• Aim of the exercise: What you return must match the data below exactly, minus any pictures.

[Dataset entries]
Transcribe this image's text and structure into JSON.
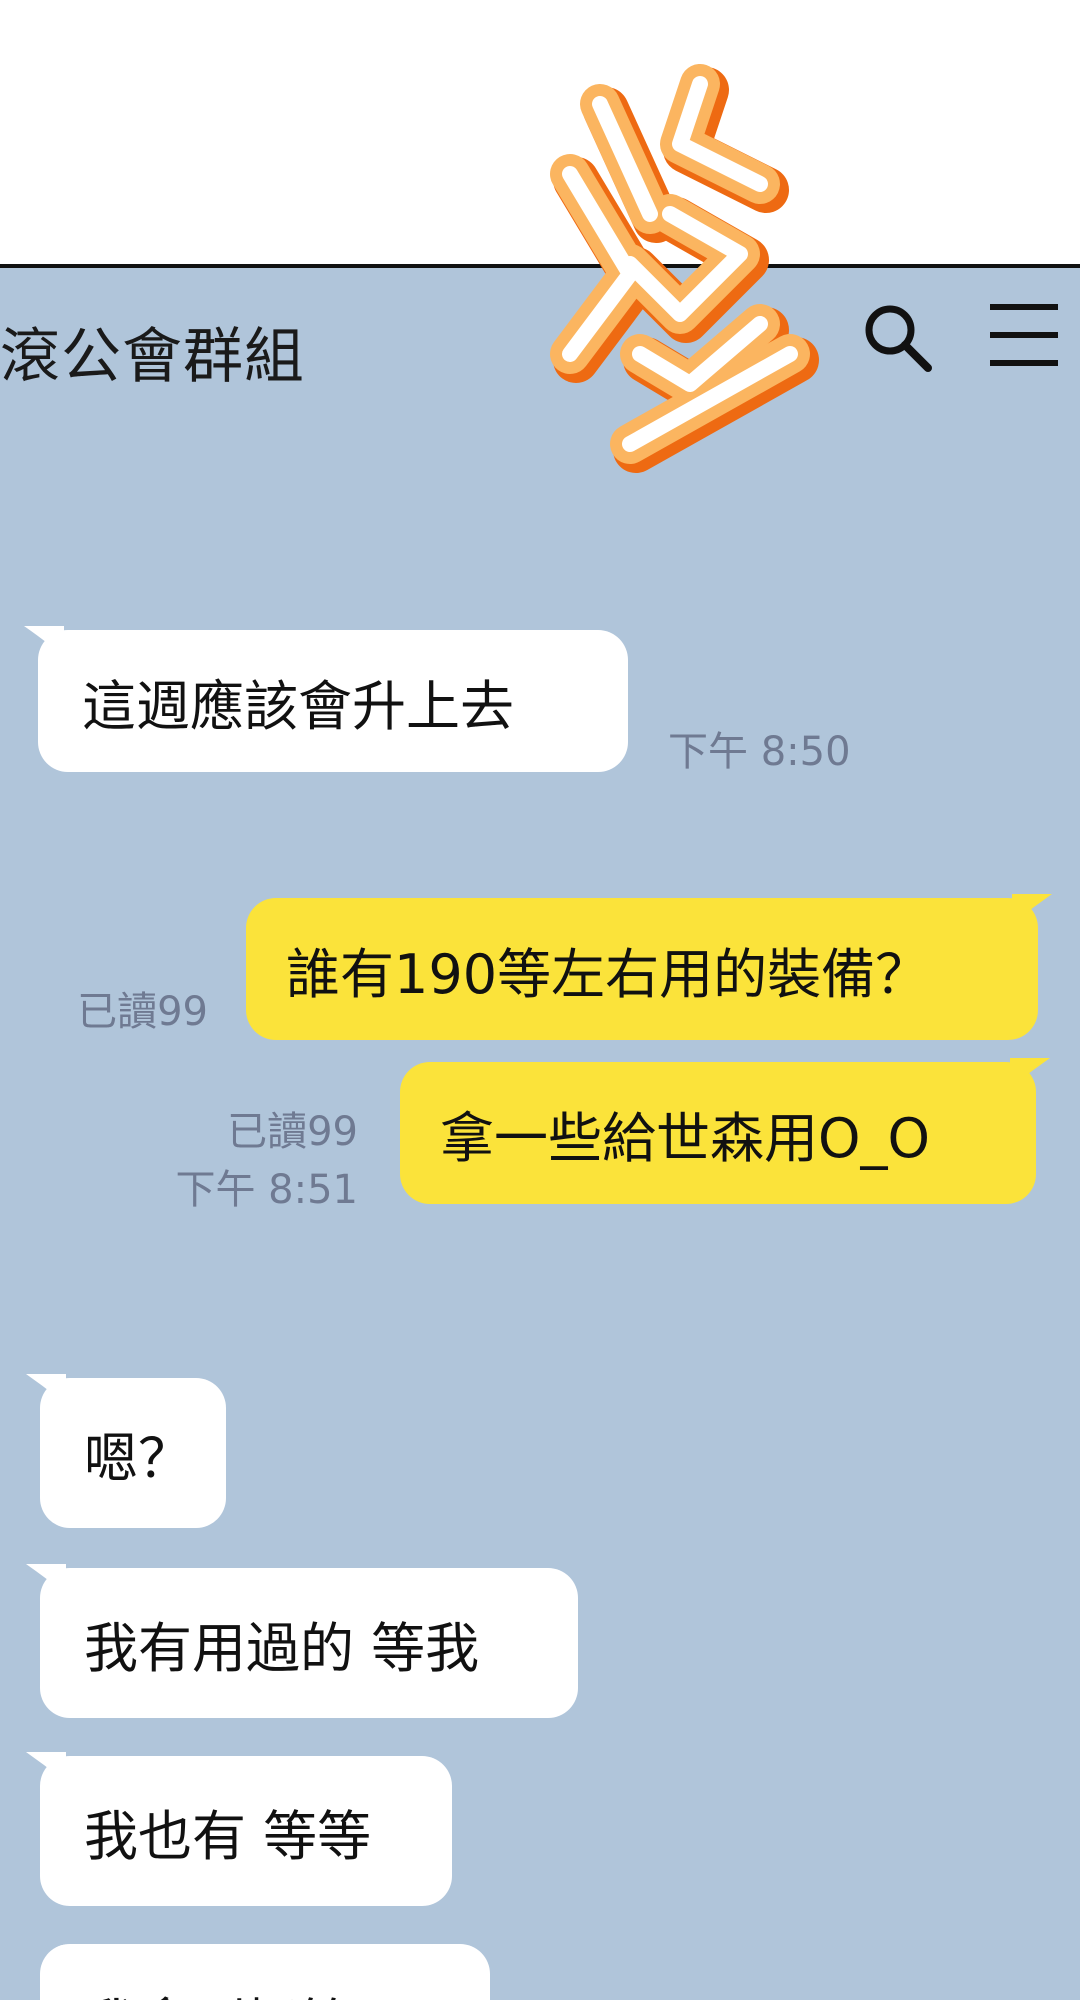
{
  "header": {
    "title": "滾公會群組",
    "search_icon": "search-icon",
    "menu_icon": "hamburger-menu-icon"
  },
  "sound_effect": {
    "text": "登",
    "colors": {
      "fill": "#ffffff",
      "light": "#fbb560",
      "dark": "#ee6a12"
    }
  },
  "colors": {
    "chat_background": "#b0c5da",
    "incoming_bubble": "#ffffff",
    "outgoing_bubble": "#fbe33a",
    "meta_text": "#6f7a92"
  },
  "messages": [
    {
      "direction": "in",
      "text": "這週應該會升上去",
      "time": "下午 8:50"
    },
    {
      "direction": "out",
      "text": "誰有190等左右用的裝備？",
      "read": "已讀99"
    },
    {
      "direction": "out",
      "text": "拿一些給世森用O_O",
      "read": "已讀99",
      "time": "下午 8:51"
    },
    {
      "direction": "in",
      "text": "嗯？"
    },
    {
      "direction": "in",
      "text": "我有用過的 等我"
    },
    {
      "direction": "in",
      "text": "我也有 等等"
    },
    {
      "direction": "in",
      "text": "我拿到極管了"
    }
  ]
}
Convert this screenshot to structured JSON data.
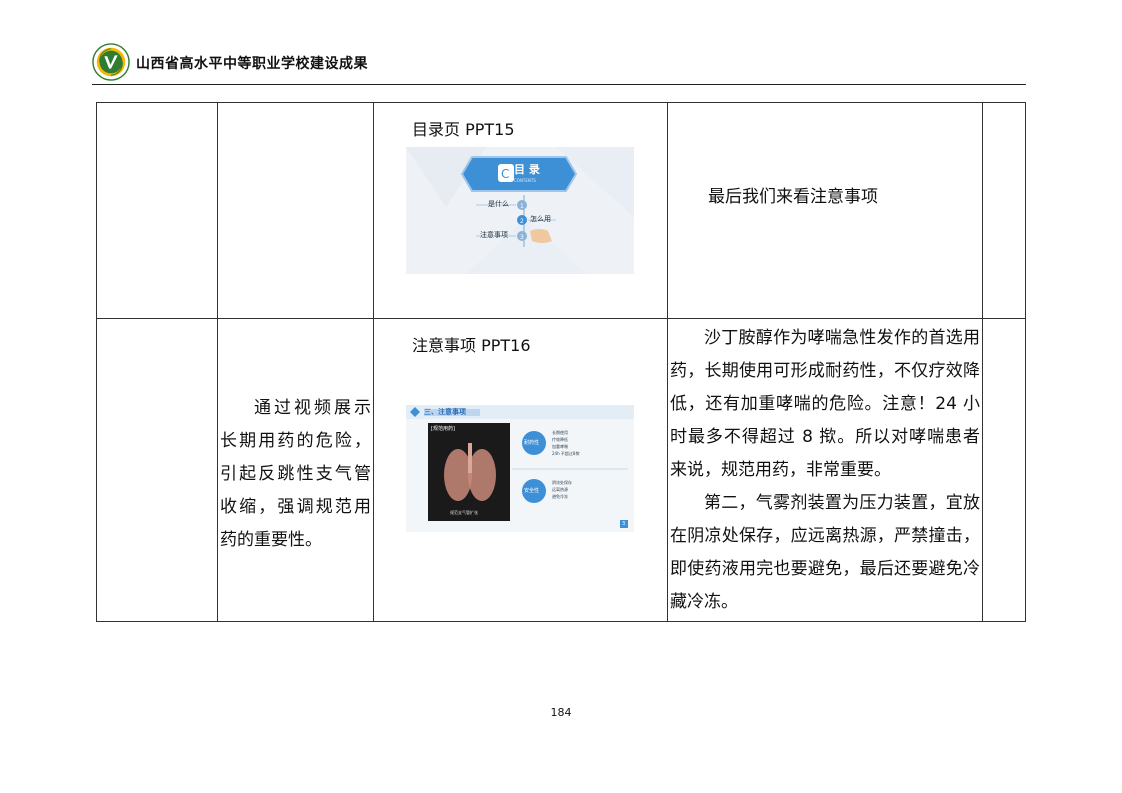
{
  "header": {
    "title": "山西省高水平中等职业学校建设成果",
    "logo_color": "#2e7d32",
    "logo_accent": "#f6b800"
  },
  "rows": [
    {
      "goal_text": "",
      "ppt_title": "目录页 PPT15",
      "slide": {
        "heading": "目 录",
        "subheading": "CONTENTS",
        "items": [
          {
            "label": "是什么",
            "num": "1"
          },
          {
            "label": "怎么用",
            "num": "2"
          },
          {
            "label": "注意事项",
            "num": "3"
          }
        ]
      },
      "content_paragraphs": [
        "最后我们来看注意事项"
      ]
    },
    {
      "goal_text": "通过视频展示长期用药的危险，引起反跳性支气管收缩，强调规范用药的重要性。",
      "ppt_title": "注意事项 PPT16",
      "slide": {
        "heading": "三、注意事项",
        "image_label": "[规范用药]",
        "image_caption": "规范支气管扩张",
        "bubble1": "耐药性",
        "bubble1_items": [
          "长期使用",
          "疗效降低",
          "加重哮喘",
          "24h 不超过8揿"
        ],
        "bubble2": "安全性",
        "bubble2_items": [
          "阴凉处保存",
          "远离热源",
          "避免冷冻"
        ],
        "corner_badge": "3"
      },
      "content_paragraphs": [
        "沙丁胺醇作为哮喘急性发作的首选用药，长期使用可形成耐药性，不仅疗效降低，还有加重哮喘的危险。注意！24 小时最多不得超过 8 揿。所以对哮喘患者来说，规范用药，非常重要。",
        "第二，气雾剂装置为压力装置，宜放在阴凉处保存，应远离热源，严禁撞击，即使药液用完也要避免，最后还要避免冷藏冷冻。"
      ]
    }
  ],
  "footer": {
    "page_number": "184"
  }
}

• Task result:
Transcribe this image's text and structure into JSON.
{
  "header": {
    "title": "滾公會群組",
    "search_icon": "search-icon",
    "menu_icon": "hamburger-menu-icon"
  },
  "sound_effect": {
    "text": "登",
    "colors": {
      "fill": "#ffffff",
      "light": "#fbb560",
      "dark": "#ee6a12"
    }
  },
  "colors": {
    "chat_background": "#b0c5da",
    "incoming_bubble": "#ffffff",
    "outgoing_bubble": "#fbe33a",
    "meta_text": "#6f7a92"
  },
  "messages": [
    {
      "direction": "in",
      "text": "這週應該會升上去",
      "time": "下午 8:50"
    },
    {
      "direction": "out",
      "text": "誰有190等左右用的裝備？",
      "read": "已讀99"
    },
    {
      "direction": "out",
      "text": "拿一些給世森用O_O",
      "read": "已讀99",
      "time": "下午 8:51"
    },
    {
      "direction": "in",
      "text": "嗯？"
    },
    {
      "direction": "in",
      "text": "我有用過的 等我"
    },
    {
      "direction": "in",
      "text": "我也有 等等"
    },
    {
      "direction": "in",
      "text": "我拿到極管了"
    }
  ]
}
Convert this screenshot to structured JSON data.
{
  "header": {
    "title": "山西省高水平中等职业学校建设成果",
    "logo_color": "#2e7d32",
    "logo_accent": "#f6b800"
  },
  "rows": [
    {
      "goal_text": "",
      "ppt_title": "目录页 PPT15",
      "slide": {
        "heading": "目 录",
        "subheading": "CONTENTS",
        "items": [
          {
            "label": "是什么",
            "num": "1"
          },
          {
            "label": "怎么用",
            "num": "2"
          },
          {
            "label": "注意事项",
            "num": "3"
          }
        ]
      },
      "content_paragraphs": [
        "最后我们来看注意事项"
      ]
    },
    {
      "goal_text": "通过视频展示长期用药的危险，引起反跳性支气管收缩，强调规范用药的重要性。",
      "ppt_title": "注意事项 PPT16",
      "slide": {
        "heading": "三、注意事项",
        "image_label": "[规范用药]",
        "image_caption": "规范支气管扩张",
        "bubble1": "耐药性",
        "bubble1_items": [
          "长期使用",
          "疗效降低",
          "加重哮喘",
          "24h 不超过8揿"
        ],
        "bubble2": "安全性",
        "bubble2_items": [
          "阴凉处保存",
          "远离热源",
          "避免冷冻"
        ],
        "corner_badge": "3"
      },
      "content_paragraphs": [
        "沙丁胺醇作为哮喘急性发作的首选用药，长期使用可形成耐药性，不仅疗效降低，还有加重哮喘的危险。注意！24 小时最多不得超过 8 揿。所以对哮喘患者来说，规范用药，非常重要。",
        "第二，气雾剂装置为压力装置，宜放在阴凉处保存，应远离热源，严禁撞击，即使药液用完也要避免，最后还要避免冷藏冷冻。"
      ]
    }
  ],
  "footer": {
    "page_number": "184"
  }
}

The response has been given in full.